Brief:
Only lines containing the string "file" belong in the answer; copy all of them from the entries.

++++++++

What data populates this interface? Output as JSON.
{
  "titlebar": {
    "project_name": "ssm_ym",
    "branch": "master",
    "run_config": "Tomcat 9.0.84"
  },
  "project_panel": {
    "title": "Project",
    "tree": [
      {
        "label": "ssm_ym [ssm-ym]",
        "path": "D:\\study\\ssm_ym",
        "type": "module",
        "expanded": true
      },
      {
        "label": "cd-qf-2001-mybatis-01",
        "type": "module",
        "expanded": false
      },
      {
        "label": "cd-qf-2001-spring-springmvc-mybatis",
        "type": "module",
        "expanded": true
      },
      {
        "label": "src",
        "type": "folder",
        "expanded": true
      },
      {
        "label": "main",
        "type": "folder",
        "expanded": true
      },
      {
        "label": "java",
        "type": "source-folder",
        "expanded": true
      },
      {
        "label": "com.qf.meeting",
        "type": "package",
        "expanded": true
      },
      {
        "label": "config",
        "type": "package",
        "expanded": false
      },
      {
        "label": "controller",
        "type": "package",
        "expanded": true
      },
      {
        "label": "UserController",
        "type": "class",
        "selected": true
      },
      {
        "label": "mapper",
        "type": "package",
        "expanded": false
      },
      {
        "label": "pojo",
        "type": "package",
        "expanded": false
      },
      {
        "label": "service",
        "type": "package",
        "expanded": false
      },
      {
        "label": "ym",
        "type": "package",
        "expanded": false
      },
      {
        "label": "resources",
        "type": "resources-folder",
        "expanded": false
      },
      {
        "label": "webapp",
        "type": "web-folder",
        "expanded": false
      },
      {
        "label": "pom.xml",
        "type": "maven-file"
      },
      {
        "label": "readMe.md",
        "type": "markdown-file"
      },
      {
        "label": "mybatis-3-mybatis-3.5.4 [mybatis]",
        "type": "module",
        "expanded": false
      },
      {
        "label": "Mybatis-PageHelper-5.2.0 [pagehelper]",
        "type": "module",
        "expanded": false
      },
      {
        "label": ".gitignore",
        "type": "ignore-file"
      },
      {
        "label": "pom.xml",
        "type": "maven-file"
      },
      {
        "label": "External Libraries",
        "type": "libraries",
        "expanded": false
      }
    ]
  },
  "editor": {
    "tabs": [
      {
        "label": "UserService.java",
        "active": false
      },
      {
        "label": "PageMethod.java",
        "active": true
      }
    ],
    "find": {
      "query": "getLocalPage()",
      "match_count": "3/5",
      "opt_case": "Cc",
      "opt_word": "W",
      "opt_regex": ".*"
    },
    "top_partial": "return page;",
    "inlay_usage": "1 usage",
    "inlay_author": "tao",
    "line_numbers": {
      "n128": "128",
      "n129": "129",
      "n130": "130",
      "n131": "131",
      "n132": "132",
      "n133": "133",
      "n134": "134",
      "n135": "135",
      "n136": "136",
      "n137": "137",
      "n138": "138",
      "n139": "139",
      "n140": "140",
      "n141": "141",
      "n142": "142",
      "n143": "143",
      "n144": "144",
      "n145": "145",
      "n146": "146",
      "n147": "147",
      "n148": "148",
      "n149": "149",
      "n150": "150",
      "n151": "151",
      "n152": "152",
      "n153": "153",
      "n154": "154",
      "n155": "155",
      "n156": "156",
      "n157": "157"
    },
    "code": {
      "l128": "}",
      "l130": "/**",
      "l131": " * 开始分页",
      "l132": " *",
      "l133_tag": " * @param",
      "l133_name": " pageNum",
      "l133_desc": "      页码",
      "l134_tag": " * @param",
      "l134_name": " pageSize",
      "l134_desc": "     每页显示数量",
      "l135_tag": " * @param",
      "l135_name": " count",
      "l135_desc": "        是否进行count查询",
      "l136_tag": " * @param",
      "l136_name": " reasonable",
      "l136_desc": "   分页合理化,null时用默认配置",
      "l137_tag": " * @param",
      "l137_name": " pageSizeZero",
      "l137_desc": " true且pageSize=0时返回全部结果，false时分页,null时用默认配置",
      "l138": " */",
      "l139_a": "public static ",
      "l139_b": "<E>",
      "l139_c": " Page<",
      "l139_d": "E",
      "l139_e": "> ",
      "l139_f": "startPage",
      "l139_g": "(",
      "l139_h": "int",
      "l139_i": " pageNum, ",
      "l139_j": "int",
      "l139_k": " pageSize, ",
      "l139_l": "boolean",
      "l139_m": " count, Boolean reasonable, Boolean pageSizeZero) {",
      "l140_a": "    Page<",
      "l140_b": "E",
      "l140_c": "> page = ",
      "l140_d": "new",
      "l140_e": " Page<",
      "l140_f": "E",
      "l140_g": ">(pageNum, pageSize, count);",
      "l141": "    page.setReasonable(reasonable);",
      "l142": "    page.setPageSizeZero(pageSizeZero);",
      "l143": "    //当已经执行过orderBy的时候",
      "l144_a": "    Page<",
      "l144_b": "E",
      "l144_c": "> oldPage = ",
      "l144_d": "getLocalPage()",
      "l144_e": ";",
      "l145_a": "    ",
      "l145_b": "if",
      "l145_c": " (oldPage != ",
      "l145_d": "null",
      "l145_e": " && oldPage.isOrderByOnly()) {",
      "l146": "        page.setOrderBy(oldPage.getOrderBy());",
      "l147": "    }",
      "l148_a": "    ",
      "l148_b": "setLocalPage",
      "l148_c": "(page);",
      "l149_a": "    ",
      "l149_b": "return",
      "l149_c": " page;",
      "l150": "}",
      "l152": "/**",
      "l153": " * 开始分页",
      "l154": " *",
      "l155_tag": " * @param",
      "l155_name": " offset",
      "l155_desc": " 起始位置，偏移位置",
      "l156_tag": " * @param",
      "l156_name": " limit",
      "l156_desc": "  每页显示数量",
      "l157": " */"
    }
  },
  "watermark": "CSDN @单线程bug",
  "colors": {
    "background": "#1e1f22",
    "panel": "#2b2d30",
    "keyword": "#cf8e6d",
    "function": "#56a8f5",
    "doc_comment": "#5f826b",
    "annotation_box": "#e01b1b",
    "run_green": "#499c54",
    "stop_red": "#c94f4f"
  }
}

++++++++

Output of the exercise:
        "type": "maven-file"
        "type": "markdown-file"
        "type": "ignore-file"
        "type": "maven-file"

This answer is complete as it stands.